Work request: Among the following entries, say how many lines contain the word "functions"; the answer is a number and nothing else.

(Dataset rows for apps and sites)
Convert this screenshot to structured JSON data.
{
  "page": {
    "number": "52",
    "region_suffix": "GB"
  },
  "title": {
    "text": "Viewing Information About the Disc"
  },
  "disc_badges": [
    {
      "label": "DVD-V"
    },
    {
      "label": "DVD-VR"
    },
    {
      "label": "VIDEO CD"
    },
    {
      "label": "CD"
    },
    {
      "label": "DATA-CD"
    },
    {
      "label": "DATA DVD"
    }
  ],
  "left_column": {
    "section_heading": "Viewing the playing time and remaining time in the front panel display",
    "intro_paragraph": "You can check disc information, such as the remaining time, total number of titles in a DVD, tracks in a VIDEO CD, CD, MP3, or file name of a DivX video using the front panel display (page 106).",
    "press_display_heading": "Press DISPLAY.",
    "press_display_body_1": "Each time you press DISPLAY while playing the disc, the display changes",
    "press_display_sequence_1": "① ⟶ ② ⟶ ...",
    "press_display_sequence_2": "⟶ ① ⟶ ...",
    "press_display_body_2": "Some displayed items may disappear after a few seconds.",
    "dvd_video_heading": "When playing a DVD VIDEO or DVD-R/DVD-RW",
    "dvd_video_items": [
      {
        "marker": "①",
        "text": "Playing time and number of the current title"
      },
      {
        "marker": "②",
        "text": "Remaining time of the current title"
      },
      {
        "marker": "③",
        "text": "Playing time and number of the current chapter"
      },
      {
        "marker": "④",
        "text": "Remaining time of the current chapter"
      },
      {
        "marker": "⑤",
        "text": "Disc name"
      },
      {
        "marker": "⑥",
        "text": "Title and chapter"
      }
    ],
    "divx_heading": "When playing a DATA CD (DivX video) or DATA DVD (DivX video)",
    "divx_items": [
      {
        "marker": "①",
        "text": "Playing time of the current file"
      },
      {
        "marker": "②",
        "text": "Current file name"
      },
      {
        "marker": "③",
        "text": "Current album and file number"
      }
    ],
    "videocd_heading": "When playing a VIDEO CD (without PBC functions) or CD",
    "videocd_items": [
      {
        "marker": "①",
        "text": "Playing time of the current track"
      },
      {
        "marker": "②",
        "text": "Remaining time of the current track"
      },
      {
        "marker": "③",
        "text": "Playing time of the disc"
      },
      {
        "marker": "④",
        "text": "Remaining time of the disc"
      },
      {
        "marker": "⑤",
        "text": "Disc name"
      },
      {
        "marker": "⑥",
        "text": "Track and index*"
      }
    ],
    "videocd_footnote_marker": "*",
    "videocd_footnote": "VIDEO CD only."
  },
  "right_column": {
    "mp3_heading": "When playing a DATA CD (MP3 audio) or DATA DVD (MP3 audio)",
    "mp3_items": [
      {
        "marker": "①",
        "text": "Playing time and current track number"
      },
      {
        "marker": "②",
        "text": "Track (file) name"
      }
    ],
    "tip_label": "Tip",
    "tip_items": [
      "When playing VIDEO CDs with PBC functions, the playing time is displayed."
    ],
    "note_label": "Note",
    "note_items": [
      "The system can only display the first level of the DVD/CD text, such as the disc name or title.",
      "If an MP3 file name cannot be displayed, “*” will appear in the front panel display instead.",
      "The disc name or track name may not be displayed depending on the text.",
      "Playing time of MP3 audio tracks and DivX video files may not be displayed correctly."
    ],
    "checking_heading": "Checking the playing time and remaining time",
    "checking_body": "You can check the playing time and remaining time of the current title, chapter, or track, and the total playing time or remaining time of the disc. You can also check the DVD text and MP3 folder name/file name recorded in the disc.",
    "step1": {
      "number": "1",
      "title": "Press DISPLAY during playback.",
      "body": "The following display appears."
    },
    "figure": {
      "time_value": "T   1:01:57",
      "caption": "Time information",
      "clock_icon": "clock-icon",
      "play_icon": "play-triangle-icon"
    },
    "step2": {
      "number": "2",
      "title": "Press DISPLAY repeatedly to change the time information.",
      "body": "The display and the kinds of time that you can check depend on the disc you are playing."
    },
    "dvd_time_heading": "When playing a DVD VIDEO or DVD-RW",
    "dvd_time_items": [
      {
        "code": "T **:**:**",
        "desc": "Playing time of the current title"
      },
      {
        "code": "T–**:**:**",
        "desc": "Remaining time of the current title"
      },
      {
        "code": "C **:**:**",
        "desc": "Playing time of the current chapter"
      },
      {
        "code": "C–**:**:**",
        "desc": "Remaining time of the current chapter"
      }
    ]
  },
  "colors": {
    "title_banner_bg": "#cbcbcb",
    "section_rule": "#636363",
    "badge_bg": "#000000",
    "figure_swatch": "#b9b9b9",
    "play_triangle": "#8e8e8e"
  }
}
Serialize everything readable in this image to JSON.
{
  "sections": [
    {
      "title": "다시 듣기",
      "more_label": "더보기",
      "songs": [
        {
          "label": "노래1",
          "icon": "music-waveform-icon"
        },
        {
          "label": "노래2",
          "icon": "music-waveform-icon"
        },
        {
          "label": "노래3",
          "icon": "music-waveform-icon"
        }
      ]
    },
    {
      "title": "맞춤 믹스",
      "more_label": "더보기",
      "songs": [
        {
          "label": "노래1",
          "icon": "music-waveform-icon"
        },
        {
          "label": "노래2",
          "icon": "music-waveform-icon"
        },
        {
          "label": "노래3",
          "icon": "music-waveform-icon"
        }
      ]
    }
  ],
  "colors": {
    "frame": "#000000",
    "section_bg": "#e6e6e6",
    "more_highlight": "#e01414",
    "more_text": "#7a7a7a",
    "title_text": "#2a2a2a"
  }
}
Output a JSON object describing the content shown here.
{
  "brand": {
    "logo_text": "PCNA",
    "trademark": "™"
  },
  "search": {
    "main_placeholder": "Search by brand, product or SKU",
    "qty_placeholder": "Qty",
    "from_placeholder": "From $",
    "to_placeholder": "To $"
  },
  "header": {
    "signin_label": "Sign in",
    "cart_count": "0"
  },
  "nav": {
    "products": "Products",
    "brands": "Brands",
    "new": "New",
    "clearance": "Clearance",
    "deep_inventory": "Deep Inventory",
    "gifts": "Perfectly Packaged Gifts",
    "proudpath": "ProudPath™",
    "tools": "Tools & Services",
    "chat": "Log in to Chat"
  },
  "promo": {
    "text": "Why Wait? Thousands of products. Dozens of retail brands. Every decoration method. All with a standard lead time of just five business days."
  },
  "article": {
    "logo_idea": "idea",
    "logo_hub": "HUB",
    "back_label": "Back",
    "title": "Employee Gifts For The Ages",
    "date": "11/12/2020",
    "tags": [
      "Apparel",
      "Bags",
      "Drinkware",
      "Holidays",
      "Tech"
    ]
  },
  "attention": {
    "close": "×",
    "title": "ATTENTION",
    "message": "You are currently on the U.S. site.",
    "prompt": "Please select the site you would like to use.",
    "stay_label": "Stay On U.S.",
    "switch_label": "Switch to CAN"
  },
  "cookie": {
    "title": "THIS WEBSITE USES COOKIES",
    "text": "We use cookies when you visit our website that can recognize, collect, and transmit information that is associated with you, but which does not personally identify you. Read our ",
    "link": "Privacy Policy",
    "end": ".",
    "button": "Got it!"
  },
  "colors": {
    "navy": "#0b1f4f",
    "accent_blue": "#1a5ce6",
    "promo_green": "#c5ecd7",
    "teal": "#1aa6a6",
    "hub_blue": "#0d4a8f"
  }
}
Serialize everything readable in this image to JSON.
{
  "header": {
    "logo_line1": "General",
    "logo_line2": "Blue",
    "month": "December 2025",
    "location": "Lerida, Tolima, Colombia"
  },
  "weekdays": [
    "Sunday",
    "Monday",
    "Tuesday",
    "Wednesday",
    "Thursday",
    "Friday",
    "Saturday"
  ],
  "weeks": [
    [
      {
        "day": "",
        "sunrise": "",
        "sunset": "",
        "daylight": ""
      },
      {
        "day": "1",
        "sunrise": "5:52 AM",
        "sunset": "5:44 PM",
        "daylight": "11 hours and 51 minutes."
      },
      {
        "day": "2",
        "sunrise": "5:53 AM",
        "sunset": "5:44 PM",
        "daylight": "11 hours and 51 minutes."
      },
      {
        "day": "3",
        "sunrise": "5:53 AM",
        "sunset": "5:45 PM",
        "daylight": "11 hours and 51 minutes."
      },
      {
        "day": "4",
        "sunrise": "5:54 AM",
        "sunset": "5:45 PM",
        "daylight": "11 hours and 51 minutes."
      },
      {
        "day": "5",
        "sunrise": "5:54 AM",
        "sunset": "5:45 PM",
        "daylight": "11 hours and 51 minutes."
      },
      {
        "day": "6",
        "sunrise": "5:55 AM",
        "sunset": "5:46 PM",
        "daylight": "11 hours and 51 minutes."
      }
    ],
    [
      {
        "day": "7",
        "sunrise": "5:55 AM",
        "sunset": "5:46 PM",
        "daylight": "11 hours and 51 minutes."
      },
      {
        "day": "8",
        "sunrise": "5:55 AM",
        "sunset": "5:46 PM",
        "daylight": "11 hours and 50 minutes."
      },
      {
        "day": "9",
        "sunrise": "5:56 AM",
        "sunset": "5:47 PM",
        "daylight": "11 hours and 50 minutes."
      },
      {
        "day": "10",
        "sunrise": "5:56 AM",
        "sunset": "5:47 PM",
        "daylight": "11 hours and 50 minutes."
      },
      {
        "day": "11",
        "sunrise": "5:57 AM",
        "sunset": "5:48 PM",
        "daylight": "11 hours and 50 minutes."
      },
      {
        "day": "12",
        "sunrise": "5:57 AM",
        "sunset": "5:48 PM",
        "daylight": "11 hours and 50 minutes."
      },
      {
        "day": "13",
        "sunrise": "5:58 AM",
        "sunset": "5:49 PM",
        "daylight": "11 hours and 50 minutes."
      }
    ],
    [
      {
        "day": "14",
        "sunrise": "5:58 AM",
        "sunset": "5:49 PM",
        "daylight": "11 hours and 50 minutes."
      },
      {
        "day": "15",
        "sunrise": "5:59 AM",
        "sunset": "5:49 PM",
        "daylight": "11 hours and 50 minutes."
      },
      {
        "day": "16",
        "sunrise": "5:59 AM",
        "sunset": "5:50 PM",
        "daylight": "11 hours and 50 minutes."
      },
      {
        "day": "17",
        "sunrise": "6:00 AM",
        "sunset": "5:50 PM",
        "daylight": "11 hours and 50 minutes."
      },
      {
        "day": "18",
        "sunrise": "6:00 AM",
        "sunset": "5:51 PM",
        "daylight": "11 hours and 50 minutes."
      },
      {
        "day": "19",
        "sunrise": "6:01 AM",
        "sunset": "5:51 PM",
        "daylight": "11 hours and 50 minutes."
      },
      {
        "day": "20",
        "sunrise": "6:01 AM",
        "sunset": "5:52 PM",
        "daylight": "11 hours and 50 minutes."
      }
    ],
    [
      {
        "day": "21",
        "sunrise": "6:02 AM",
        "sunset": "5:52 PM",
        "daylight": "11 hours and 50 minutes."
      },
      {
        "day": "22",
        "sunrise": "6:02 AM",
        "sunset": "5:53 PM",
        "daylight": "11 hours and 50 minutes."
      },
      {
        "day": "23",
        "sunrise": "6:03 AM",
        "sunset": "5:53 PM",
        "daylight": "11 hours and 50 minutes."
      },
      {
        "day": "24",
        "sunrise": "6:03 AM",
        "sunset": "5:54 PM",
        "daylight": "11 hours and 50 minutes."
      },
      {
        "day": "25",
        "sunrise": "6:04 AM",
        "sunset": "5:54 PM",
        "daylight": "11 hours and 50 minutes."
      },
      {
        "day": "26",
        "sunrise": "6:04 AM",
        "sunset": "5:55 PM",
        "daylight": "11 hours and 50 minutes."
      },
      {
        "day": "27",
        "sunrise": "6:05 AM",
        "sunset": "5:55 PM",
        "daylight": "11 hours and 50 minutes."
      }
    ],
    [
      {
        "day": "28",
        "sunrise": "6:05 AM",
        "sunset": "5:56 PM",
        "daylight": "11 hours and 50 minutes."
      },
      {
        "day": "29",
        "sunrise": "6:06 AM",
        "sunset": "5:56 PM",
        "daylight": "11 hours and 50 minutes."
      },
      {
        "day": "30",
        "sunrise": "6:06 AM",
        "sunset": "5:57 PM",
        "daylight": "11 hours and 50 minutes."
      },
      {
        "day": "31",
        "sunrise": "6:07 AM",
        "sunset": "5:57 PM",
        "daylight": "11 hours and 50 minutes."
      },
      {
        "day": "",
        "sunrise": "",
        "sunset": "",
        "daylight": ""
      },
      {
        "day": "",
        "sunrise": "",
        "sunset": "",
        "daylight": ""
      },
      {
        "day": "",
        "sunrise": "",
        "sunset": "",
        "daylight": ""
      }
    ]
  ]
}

Finished exercise: 2